• Work required
Below is a block of entries, which should be copied verbatim apart from the pictures.

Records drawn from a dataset
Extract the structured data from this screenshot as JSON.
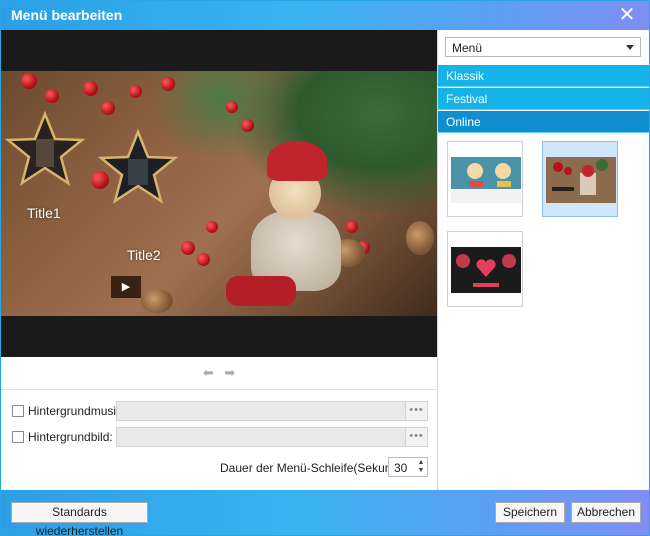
{
  "window": {
    "title": "Menü bearbeiten"
  },
  "preview": {
    "title1": "Title1",
    "title2": "Title2"
  },
  "options": {
    "music_label": "Hintergrundmusik:",
    "image_label": "Hintergrundbild:",
    "browse_label": "•••",
    "loop_label": "Dauer der Menü-Schleife(Sekunde):",
    "loop_value": "30"
  },
  "right_panel": {
    "dropdown_value": "Menü",
    "categories": [
      {
        "label": "Klassik",
        "active": false
      },
      {
        "label": "Festival",
        "active": false
      },
      {
        "label": "Online",
        "active": true
      }
    ]
  },
  "footer": {
    "reset_label": "Standards wiederherstellen",
    "save_label": "Speichern",
    "cancel_label": "Abbrechen"
  },
  "colors": {
    "accent": "#16b3e9",
    "accent_active": "#0f8fcf",
    "selected_thumb": "#cfe6fb"
  }
}
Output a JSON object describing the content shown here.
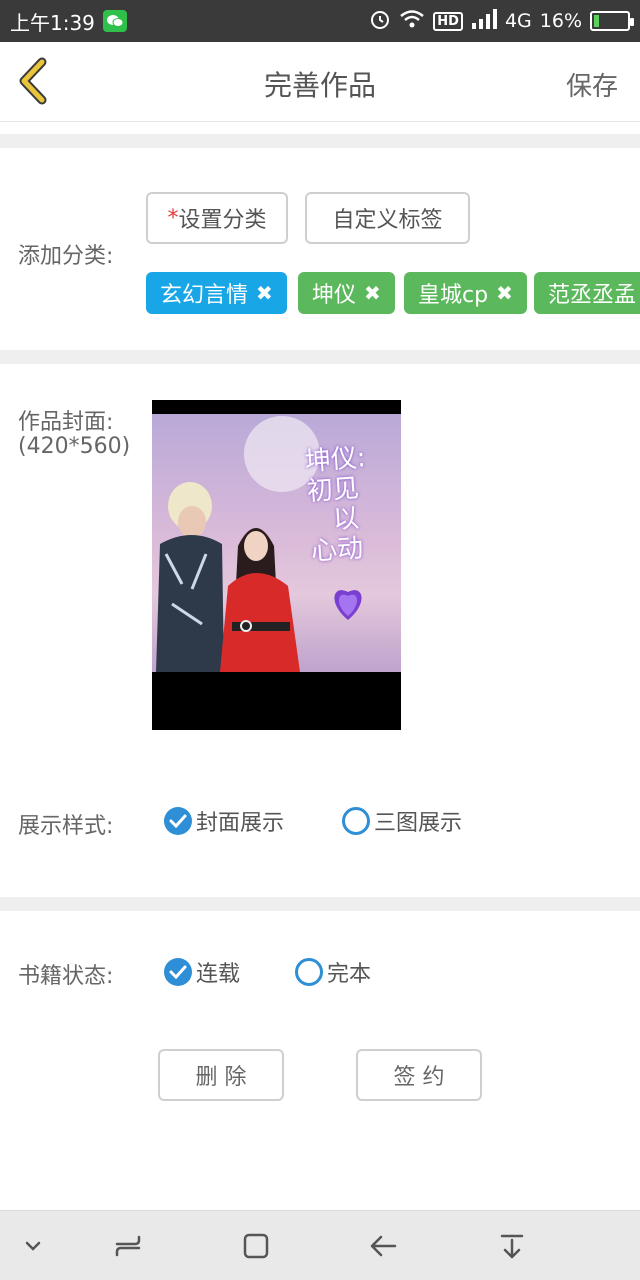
{
  "status_bar": {
    "time": "上午1:39",
    "hd": "HD",
    "network": "4G",
    "battery": "16%",
    "battery_level": 0.16
  },
  "header": {
    "title": "完善作品",
    "save": "保存"
  },
  "classification": {
    "label": "添加分类:",
    "required_mark": "*",
    "set_category": "设置分类",
    "custom_tag": "自定义标签",
    "tags": [
      {
        "text": "玄幻言情",
        "color": "#18a6e6"
      },
      {
        "text": "坤仪",
        "color": "#5cb85c"
      },
      {
        "text": "皇城cp",
        "color": "#5cb85c"
      },
      {
        "text": "范丞丞孟",
        "color": "#5cb85c"
      }
    ]
  },
  "cover": {
    "label": "作品封面:",
    "size_hint": "(420*560)",
    "art_text": [
      "坤仪:",
      "初见",
      "以",
      "心动"
    ]
  },
  "display_style": {
    "label": "展示样式:",
    "options": [
      "封面展示",
      "三图展示"
    ],
    "selected": "封面展示"
  },
  "book_status": {
    "label": "书籍状态:",
    "options": [
      "连载",
      "完本"
    ],
    "selected": "连载"
  },
  "actions": {
    "delete": "删 除",
    "sign": "签 约"
  },
  "colors": {
    "accent_blue": "#2f8fd6",
    "tag_blue": "#18a6e6",
    "tag_green": "#5cb85c",
    "back_arrow": "#e8c53a"
  }
}
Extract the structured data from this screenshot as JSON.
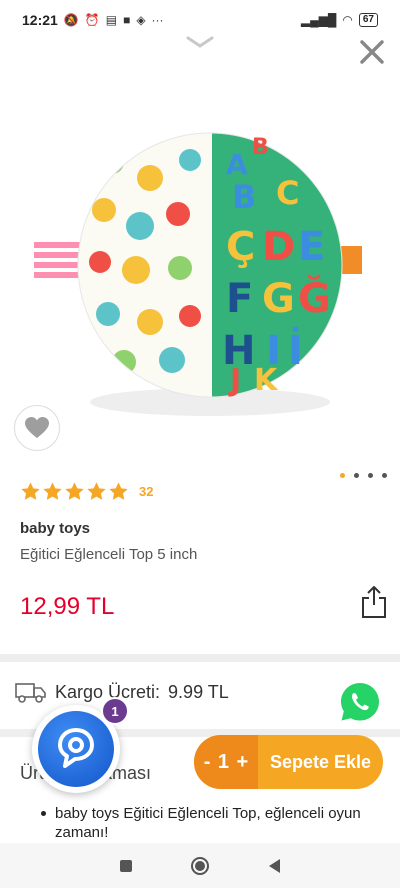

• Result for this task
Extract the structured data from this screenshot as JSON.
{
  "window": {
    "title": "Menü bearbeiten"
  },
  "preview": {
    "title1": "Title1",
    "title2": "Title2"
  },
  "options": {
    "music_label": "Hintergrundmusik:",
    "image_label": "Hintergrundbild:",
    "browse_label": "•••",
    "loop_label": "Dauer der Menü-Schleife(Sekunde):",
    "loop_value": "30"
  },
  "right_panel": {
    "dropdown_value": "Menü",
    "categories": [
      {
        "label": "Klassik",
        "active": false
      },
      {
        "label": "Festival",
        "active": false
      },
      {
        "label": "Online",
        "active": true
      }
    ]
  },
  "footer": {
    "reset_label": "Standards wiederherstellen",
    "save_label": "Speichern",
    "cancel_label": "Abbrechen"
  },
  "colors": {
    "accent": "#16b3e9",
    "accent_active": "#0f8fcf",
    "selected_thumb": "#cfe6fb"
  }
}
Output a JSON object describing the content shown here.
{
  "status_bar": {
    "time": "上午1:39",
    "hd": "HD",
    "network": "4G",
    "battery": "16%",
    "battery_level": 0.16
  },
  "header": {
    "title": "完善作品",
    "save": "保存"
  },
  "classification": {
    "label": "添加分类:",
    "required_mark": "*",
    "set_category": "设置分类",
    "custom_tag": "自定义标签",
    "tags": [
      {
        "text": "玄幻言情",
        "color": "#18a6e6"
      },
      {
        "text": "坤仪",
        "color": "#5cb85c"
      },
      {
        "text": "皇城cp",
        "color": "#5cb85c"
      },
      {
        "text": "范丞丞孟",
        "color": "#5cb85c"
      }
    ]
  },
  "cover": {
    "label": "作品封面:",
    "size_hint": "(420*560)",
    "art_text": [
      "坤仪:",
      "初见",
      "以",
      "心动"
    ]
  },
  "display_style": {
    "label": "展示样式:",
    "options": [
      "封面展示",
      "三图展示"
    ],
    "selected": "封面展示"
  },
  "book_status": {
    "label": "书籍状态:",
    "options": [
      "连载",
      "完本"
    ],
    "selected": "连载"
  },
  "actions": {
    "delete": "删 除",
    "sign": "签 约"
  },
  "colors": {
    "accent_blue": "#2f8fd6",
    "tag_blue": "#18a6e6",
    "tag_green": "#5cb85c",
    "back_arrow": "#e8c53a"
  }
}
Extract the structured data from this screenshot as JSON.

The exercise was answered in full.